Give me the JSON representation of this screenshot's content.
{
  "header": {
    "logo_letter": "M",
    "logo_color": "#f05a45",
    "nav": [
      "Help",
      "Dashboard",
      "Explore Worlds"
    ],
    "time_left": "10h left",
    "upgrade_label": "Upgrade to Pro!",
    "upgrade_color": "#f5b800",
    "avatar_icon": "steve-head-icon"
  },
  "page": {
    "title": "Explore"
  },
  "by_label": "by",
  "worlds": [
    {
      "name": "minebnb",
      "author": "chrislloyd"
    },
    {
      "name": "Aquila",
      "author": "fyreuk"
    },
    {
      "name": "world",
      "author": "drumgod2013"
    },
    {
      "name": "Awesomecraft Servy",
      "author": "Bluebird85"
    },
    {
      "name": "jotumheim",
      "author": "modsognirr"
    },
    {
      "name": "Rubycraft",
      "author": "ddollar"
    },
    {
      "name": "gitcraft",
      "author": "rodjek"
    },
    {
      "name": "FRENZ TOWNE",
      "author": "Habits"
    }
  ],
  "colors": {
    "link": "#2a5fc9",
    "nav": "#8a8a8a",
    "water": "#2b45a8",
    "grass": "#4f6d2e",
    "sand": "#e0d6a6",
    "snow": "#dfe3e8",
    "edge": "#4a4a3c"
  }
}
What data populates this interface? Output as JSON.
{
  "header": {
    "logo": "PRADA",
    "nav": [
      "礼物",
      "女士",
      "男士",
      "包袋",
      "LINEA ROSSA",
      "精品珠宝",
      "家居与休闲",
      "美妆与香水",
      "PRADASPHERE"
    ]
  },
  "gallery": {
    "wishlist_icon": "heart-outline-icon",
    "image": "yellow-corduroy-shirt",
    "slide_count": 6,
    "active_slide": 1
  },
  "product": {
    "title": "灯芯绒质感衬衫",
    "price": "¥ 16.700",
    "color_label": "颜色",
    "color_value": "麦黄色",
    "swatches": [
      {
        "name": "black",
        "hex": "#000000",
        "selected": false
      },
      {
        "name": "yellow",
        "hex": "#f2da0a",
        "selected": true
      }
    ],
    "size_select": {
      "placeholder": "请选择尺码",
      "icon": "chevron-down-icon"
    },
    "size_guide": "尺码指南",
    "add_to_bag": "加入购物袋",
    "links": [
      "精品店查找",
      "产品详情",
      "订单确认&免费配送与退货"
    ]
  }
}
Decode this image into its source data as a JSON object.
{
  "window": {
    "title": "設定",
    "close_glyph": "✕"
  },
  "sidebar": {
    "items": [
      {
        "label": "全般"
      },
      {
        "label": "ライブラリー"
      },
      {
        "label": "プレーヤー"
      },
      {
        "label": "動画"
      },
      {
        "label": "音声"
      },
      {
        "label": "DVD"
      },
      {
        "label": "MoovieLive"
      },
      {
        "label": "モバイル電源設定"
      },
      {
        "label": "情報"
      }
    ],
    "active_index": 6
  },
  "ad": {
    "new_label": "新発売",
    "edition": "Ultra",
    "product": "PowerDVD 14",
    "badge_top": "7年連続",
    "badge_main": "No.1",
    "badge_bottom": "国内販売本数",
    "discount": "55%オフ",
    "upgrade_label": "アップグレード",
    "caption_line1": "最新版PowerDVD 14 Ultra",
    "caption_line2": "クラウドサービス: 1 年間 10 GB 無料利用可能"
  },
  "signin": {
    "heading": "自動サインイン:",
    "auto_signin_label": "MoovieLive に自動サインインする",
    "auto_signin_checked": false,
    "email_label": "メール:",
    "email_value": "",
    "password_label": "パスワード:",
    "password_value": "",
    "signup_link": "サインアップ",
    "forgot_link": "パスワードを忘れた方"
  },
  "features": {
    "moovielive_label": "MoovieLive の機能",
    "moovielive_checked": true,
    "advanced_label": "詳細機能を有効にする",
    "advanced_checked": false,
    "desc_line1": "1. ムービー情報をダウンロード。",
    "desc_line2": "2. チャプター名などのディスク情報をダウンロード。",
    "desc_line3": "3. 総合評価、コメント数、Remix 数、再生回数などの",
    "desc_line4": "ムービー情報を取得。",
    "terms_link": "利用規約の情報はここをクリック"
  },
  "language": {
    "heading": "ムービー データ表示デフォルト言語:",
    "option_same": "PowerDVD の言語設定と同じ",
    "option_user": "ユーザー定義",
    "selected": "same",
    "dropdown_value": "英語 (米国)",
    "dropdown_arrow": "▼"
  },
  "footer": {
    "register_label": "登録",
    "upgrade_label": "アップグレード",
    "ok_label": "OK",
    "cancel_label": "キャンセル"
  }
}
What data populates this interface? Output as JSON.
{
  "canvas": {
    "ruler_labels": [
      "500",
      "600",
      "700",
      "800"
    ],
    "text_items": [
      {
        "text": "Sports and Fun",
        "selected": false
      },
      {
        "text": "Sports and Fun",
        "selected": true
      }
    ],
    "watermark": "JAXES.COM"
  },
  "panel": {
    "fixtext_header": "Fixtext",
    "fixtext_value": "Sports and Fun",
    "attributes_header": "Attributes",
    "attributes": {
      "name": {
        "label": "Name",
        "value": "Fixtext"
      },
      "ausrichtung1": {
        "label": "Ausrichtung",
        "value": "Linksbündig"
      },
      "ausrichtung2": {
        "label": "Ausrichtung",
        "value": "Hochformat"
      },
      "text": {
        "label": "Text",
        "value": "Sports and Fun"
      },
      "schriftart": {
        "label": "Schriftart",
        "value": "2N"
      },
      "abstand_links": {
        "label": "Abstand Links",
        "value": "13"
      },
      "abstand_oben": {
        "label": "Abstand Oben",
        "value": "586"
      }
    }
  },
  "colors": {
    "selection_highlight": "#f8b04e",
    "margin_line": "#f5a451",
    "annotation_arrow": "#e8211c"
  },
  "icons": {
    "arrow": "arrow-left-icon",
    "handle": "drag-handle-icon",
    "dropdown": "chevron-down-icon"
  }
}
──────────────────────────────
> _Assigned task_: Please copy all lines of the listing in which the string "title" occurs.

> _Exercise response_:
    "title": "Explore"
    "title": "灯芯绒质感衬衫",
    "title": "設定",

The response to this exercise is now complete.